‘Summer Fantasia’, a new Japanese plum ( Prunus salicina Lindl.), originated from a cross between ‘Soldam’ and ‘Taiyo’ made in 1999 at the National Institute of Horticultural & Herbal Science (NIHHS) of the Rural Development Administration (RDA) in
Most Asian plum ( Prunus salicina Lindl.) cultivars have a self-incompatible mechanism that prevents self-fertilization ( Okie and Hancock, 2008 ). In fact, most rosaceous fruit tree species, including P. salicina , exhibit gametophytic self

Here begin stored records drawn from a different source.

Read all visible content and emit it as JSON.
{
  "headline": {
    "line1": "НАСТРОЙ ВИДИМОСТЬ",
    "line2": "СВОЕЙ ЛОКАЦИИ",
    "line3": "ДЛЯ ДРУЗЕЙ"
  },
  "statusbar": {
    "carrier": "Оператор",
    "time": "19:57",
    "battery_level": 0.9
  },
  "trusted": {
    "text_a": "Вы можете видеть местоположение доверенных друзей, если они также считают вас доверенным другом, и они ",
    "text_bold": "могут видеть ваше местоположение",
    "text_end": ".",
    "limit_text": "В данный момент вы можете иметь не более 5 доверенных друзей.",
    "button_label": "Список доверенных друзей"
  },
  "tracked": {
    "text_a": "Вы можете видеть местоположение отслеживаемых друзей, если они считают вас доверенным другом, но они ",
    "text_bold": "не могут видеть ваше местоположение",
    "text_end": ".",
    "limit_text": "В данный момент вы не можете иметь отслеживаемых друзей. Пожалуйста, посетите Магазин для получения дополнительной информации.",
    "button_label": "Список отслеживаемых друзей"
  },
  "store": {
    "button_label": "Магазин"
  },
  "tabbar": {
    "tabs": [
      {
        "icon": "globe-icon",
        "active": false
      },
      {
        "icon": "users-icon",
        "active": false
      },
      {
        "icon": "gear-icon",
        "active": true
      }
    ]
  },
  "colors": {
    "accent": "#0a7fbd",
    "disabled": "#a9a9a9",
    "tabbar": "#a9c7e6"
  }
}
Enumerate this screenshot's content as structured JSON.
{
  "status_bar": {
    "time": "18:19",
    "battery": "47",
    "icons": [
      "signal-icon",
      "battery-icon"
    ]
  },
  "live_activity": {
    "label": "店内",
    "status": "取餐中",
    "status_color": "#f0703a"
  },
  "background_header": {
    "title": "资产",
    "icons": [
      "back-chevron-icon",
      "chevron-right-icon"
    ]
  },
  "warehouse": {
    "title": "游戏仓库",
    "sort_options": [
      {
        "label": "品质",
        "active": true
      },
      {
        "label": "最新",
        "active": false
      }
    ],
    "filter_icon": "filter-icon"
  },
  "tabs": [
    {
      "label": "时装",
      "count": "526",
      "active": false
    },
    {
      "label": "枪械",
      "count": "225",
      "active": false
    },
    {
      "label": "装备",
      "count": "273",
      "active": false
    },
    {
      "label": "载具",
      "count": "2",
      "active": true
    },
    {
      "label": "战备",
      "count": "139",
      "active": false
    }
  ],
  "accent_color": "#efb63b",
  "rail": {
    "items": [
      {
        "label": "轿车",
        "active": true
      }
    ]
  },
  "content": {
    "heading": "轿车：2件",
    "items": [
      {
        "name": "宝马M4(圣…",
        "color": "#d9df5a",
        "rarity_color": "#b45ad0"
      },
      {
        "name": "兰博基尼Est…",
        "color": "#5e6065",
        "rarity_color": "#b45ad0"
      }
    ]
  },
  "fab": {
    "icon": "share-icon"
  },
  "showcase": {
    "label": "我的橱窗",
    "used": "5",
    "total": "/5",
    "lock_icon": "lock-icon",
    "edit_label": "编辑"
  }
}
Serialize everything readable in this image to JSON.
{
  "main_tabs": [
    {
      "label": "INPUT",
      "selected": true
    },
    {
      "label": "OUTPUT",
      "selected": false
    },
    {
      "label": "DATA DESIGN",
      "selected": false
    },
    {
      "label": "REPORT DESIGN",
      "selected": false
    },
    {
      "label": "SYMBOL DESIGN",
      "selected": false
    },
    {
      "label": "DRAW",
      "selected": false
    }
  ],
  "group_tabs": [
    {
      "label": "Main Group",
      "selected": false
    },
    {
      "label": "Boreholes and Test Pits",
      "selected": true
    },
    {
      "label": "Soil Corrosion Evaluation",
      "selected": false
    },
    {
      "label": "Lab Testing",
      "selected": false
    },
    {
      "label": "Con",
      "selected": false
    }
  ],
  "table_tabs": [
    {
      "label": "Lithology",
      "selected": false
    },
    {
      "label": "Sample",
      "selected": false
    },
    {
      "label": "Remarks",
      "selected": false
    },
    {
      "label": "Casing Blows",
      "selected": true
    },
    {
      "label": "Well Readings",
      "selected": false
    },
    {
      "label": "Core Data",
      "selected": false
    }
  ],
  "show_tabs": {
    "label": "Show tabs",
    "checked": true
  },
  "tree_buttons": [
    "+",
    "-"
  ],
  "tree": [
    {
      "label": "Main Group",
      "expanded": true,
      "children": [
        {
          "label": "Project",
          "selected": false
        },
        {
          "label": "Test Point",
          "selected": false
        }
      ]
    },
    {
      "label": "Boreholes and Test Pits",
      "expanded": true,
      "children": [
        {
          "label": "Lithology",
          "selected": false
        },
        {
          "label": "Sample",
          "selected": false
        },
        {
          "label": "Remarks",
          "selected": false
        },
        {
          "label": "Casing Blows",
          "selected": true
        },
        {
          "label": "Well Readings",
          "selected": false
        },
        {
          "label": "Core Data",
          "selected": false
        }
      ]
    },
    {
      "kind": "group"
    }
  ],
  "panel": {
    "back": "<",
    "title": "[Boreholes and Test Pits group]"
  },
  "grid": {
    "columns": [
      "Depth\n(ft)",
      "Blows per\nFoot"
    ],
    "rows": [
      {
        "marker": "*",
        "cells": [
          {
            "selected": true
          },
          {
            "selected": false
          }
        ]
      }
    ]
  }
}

‘lucía myrtea’ and ‘victoria myrtea’ are early-season cultivars of Japanese plum ( Prunus salicina Lindl.) typology, both characterized by their low chilling requirements, so their adaptation is ideal for warm growing areas in the current context